Like a self-fulfilled prophesy, Maliki and Assad’s fight against dissidents turned into a “war on terror” as jihadists mushroomed like never before in Iraq and Syria. The intention being to demonise all the opposition as terrorist fundamentalists and justifying all violent means against them. 

The Islamic State group and other jihadists have all too pragmatically concentrated most of their attacks on those whom they called apostates and traitors among the Sunni opposition, leaving the regimes free to use the worst imaginable violence against their own detractors.

Where was the horrified indignation then?

Retail and wholesale savagery

The Islamic State group has generally refrained from killing their hostages. Its latest criminal beheadings were the exception to the rule. The group preferred instead to trade them for large sums of money, which was then used to buy weapons and influence to expand their power base and eventually carry out more repression.

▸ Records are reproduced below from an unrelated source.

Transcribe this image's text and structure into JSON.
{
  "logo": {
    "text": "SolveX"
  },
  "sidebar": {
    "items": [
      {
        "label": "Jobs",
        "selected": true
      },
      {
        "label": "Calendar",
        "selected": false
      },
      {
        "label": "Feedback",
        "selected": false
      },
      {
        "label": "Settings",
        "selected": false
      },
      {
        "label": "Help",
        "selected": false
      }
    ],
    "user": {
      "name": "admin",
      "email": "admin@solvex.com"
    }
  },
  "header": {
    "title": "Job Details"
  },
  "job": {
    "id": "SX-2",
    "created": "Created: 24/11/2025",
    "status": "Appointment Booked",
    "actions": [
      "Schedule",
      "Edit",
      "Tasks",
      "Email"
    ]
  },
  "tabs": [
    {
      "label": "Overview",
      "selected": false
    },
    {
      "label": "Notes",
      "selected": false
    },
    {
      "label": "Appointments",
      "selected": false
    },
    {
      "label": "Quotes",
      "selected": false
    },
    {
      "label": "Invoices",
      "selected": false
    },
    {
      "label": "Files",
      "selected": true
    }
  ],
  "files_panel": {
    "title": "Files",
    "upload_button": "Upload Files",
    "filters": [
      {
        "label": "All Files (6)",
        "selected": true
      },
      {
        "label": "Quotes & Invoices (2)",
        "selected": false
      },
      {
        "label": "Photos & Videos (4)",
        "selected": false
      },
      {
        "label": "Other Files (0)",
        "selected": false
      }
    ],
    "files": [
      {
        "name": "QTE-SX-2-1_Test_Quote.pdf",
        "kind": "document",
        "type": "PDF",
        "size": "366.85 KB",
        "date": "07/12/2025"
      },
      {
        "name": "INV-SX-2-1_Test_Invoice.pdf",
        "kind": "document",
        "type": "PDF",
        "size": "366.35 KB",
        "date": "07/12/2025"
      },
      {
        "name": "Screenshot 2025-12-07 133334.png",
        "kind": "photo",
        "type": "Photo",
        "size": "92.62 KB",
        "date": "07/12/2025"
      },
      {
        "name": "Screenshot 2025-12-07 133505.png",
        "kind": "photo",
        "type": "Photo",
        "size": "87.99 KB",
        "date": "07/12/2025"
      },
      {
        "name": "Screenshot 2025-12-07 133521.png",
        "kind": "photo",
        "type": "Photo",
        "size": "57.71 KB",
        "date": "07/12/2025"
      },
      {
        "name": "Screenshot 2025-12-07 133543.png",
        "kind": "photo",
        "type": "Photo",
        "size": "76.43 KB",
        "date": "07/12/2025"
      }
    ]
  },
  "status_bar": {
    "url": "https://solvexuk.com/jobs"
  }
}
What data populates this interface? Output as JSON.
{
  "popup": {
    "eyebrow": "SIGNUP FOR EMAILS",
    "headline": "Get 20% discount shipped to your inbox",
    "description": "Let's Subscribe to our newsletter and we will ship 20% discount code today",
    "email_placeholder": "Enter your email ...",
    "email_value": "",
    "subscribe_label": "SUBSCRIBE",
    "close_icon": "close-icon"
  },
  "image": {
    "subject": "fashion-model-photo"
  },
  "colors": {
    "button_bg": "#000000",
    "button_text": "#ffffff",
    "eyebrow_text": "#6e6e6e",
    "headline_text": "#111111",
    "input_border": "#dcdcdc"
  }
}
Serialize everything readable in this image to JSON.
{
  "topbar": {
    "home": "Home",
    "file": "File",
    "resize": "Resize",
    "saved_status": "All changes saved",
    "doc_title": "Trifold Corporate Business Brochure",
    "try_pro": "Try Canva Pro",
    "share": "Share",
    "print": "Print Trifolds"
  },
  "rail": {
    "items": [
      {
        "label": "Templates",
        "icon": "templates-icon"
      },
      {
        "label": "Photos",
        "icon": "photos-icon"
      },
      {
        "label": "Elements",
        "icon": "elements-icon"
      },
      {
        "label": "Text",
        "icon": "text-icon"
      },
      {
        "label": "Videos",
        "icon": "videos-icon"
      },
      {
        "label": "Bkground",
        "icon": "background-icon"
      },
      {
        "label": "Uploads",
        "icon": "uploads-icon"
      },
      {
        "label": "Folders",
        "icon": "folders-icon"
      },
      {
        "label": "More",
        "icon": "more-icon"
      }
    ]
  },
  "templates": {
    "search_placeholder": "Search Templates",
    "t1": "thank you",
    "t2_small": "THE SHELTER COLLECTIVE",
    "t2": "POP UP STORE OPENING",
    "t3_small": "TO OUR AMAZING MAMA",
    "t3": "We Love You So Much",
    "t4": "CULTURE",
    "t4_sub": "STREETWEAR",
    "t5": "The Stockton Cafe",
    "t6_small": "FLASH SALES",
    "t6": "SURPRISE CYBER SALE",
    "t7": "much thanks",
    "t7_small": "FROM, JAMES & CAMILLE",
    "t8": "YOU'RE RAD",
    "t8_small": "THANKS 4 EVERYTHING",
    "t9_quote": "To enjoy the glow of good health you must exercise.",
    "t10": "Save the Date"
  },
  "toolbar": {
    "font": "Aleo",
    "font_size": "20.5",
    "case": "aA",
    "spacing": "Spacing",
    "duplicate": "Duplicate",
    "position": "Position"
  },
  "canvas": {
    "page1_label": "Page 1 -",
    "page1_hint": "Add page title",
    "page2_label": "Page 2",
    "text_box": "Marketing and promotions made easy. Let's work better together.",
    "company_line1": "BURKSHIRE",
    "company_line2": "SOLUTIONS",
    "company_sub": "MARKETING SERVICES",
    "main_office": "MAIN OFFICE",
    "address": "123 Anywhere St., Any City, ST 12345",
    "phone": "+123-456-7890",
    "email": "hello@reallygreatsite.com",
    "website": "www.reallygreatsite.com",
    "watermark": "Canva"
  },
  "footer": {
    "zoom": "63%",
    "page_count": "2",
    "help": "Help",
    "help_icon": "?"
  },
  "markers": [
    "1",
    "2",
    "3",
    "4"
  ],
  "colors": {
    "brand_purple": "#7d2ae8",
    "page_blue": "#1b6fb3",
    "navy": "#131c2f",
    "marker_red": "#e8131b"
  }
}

Their horrifying methods are meant to do just that: horrify. Using the latest information technology and the Western public’s appetite for scandal and outrage, they disseminate images of their medieval or even pre Islamic acts to intimidate and terrorise their people near and far.

And yet their horrors are miniscule in comparison with the dictators of proximity. These dictators & co. might play tennis, shop online or put on shiny Wall Street ties, but the savagery of their regimes has proven far more terrifying and bloody. The bombardment of entire communities using the most devastating bombs doesn’t exactly produce clean or honourable deaths.

The same goes for the presumably indignant elites in the West whose wars; invasions and occupations have led to millions of casualties in the region and beyond.

The fact that these are carried out by the latest in modern weaponry doesn’t make them any less savage than murdering with knives. The killings and maiming by drones, F-15s, Tornados, Mirages or Migs, to kill is no more clinical, no less frightening but far more harmful and painful to their victims.

As Washington begins a new wave of bombings against the Islamic State group in Iraq, and asks Arab regimes for support against the new common enemy, it’s worth remembering that the people of the region have been victimised by more and worse than the Islamic State.

Marwan Bishara is the senior political analyst at Al Jazeera.